1994 No. 83 (Zhu Ming), 1994

As the book advances the group appear to take the work in a progressively more daring and at times shocking trajectory. When government officials and police start showing up to evict or incarcerate anyone found liaising with the group, RongRong and his friends go into hiding. The artist Zhang Huan is assaulted in a bar by strangers and RongRong rushes to visit him at his hospital bed. The impulse to record this episode is however unwavering, “silently I took out my camera, which felt as heavy as a stone.” These sombre portraits of his friend are a poignant intersection to the book. The artists’ work and life have become interchangeable and yet, in spite of the resistance they face, there is an underlying sense of optimism to the work.

“Later, we left the hospital together. Zhang Huan put a hat on his head when we walked to the street. It is summer now and very hot in Beijing. With a bright white bandage under the hat he reminded me of Vincent Van Gogh.”

Zhang Huan No. 2, 1994

After a period of short exile, the artists tentatively return to make new works. Ai Weiwei is an ever-present feature of the book, but it isn’t until this later period where his presence is really felt. At one stage Weiwei summons RongRong to his apartment in order to propose the photographic documentation of a dynasty plate being smashed to pieces with a hammer. This violent act of iconoclasm is a confronting spectacle and goes to the heart of WeiWei’s infamy as an artist. RongRong’s involvement is critical, as it is his lens that acts as the catalyst for such an overtly provocative statement.

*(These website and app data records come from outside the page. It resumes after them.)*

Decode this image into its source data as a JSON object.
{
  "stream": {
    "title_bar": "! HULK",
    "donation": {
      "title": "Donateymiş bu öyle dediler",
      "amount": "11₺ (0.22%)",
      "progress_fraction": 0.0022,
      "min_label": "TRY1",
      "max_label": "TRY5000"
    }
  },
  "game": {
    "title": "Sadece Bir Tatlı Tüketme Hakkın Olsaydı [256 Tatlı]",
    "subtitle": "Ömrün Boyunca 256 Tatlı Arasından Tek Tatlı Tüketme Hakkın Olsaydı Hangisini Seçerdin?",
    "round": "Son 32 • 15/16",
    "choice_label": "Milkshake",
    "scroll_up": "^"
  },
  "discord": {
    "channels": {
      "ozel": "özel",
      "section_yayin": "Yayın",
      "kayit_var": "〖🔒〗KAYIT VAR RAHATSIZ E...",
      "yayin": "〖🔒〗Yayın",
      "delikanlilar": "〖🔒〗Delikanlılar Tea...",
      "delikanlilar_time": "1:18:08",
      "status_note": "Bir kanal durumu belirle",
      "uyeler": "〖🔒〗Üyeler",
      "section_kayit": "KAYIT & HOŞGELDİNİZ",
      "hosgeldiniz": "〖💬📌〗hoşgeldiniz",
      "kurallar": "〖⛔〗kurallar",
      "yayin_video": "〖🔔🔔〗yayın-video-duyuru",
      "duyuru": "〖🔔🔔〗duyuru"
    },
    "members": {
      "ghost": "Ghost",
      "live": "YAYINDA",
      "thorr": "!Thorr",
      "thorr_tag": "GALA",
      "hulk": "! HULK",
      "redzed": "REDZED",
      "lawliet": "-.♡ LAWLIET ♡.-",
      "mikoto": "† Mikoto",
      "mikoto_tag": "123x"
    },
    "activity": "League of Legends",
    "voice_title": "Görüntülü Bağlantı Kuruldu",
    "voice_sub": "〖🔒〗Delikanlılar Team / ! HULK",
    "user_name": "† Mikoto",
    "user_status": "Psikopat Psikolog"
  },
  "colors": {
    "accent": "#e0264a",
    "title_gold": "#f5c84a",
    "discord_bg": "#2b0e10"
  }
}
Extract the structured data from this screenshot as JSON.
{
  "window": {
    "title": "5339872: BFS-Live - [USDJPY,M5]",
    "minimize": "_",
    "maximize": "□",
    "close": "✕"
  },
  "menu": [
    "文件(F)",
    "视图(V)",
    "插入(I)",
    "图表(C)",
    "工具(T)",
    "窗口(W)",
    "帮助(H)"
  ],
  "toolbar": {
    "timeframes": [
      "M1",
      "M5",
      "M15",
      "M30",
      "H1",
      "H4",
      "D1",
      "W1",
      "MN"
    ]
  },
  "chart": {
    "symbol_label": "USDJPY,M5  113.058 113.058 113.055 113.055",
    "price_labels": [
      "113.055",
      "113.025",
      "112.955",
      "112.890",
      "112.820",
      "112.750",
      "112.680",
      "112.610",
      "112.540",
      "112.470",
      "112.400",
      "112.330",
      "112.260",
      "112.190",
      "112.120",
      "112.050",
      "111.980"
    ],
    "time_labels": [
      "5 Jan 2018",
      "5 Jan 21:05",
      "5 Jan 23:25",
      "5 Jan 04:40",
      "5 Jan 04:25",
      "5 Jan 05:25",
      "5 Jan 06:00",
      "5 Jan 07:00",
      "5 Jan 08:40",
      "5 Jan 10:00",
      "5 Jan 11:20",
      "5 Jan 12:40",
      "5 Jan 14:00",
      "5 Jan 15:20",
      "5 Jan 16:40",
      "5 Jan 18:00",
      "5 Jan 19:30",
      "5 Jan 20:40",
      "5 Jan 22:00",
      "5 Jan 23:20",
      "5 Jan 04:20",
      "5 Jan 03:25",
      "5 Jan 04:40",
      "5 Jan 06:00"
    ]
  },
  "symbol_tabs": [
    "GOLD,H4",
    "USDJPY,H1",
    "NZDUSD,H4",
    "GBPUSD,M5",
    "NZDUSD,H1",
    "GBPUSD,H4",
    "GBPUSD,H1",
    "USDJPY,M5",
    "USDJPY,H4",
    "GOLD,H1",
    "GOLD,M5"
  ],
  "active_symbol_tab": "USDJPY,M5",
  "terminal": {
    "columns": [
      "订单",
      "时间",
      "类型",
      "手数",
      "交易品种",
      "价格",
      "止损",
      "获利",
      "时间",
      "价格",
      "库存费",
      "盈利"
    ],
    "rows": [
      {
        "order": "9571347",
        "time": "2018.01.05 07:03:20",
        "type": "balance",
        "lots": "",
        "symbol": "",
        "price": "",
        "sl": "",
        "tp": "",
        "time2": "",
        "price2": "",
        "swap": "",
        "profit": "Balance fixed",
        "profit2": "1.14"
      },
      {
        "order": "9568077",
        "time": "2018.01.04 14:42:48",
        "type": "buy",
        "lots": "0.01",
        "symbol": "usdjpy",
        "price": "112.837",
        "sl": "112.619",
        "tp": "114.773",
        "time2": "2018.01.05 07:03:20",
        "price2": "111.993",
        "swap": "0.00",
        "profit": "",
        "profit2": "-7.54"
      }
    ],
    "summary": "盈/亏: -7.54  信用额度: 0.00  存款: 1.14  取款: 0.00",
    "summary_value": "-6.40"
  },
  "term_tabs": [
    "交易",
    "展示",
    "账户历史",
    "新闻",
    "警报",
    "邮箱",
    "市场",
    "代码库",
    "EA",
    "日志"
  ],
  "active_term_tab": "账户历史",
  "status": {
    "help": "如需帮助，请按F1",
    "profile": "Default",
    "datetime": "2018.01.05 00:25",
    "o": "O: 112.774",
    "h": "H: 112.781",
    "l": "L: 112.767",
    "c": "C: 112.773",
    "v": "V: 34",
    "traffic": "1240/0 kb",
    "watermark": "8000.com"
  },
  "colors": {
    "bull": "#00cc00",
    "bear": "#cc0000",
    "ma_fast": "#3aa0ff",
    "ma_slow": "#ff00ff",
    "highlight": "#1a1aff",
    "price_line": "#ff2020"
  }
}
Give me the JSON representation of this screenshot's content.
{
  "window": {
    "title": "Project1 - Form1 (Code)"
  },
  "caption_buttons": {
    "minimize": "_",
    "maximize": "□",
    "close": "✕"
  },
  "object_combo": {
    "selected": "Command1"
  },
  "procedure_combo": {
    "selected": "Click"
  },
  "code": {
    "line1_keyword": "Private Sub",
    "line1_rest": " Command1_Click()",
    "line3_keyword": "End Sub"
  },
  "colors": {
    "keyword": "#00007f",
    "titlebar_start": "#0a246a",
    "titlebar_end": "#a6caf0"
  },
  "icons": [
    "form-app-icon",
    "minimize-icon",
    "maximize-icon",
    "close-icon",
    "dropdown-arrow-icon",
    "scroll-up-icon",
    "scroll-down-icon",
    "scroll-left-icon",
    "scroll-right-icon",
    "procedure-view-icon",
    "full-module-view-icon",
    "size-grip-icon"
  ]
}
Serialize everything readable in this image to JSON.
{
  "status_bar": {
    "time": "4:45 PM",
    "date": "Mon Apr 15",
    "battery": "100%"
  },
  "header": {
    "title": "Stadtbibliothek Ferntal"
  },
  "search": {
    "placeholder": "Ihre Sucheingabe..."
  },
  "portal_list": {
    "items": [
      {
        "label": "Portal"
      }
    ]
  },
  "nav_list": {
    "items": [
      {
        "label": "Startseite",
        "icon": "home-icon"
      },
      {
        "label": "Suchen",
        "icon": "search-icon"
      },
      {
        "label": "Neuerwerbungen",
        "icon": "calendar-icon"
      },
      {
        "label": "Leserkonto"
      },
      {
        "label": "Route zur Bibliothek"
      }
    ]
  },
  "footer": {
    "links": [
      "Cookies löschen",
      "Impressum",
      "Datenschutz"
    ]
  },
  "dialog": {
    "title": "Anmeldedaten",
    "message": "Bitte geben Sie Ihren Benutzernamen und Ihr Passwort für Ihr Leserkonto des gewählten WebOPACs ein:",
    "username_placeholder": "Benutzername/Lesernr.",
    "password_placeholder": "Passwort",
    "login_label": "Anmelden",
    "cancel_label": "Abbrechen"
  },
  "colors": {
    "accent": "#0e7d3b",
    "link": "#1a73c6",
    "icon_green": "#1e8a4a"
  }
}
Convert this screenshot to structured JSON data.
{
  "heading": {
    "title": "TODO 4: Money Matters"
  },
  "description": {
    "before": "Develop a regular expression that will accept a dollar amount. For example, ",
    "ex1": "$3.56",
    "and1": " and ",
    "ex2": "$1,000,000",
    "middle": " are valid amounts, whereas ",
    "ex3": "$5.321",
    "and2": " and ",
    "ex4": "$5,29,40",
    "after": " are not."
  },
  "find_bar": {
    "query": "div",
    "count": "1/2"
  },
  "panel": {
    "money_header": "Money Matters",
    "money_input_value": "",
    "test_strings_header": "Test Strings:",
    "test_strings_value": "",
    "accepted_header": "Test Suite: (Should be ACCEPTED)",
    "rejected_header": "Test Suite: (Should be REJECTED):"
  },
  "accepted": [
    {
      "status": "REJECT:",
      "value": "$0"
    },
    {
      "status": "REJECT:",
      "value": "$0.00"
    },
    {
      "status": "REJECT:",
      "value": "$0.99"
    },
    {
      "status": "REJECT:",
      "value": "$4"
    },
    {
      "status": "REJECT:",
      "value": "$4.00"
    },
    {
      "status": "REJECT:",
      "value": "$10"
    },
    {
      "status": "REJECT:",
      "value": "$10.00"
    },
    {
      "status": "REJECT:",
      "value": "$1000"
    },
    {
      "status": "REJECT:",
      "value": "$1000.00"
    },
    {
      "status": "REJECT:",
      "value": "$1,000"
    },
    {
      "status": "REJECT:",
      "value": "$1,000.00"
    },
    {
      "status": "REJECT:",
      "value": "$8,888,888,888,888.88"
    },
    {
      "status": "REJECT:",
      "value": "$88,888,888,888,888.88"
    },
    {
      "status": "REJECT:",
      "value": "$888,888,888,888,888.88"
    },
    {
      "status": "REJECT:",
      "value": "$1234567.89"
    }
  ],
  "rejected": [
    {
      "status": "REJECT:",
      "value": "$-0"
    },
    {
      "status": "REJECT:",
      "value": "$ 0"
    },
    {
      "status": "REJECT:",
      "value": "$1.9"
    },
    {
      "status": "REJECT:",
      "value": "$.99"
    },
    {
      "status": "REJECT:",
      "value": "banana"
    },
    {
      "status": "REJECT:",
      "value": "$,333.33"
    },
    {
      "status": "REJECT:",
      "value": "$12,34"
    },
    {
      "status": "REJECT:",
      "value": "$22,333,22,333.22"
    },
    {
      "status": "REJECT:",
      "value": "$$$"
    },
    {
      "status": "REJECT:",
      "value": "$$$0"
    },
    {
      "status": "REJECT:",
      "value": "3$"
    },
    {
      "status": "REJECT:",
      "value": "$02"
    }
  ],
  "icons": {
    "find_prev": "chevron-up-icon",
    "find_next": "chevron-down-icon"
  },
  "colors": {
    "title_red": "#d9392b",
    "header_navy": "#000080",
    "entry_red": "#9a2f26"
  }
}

Ai Weiwei, 1995

The photographs RongRong produced are often playful and bizarre, however their charged content also functions as an essential visual record of a short-lived but incredibly influential period in contemporary Chinese Art. The images are testament to the indomitable spirit of artistic self-expression and in these intimate photographs of his friends, RongRong has created unique and mystifying works of abstract beauty.

1994 No. 2.1 (Zhang Huan, “12 Square Meters”), 1994

‘RongRong’s Diary – Beijing East-Village’ is published by Steidl with an exhibition of the work ‘Day After Day – RongRong and the Beijing East Village’ on show at The Walther Collection Project Space, New York now through to 10th December 2019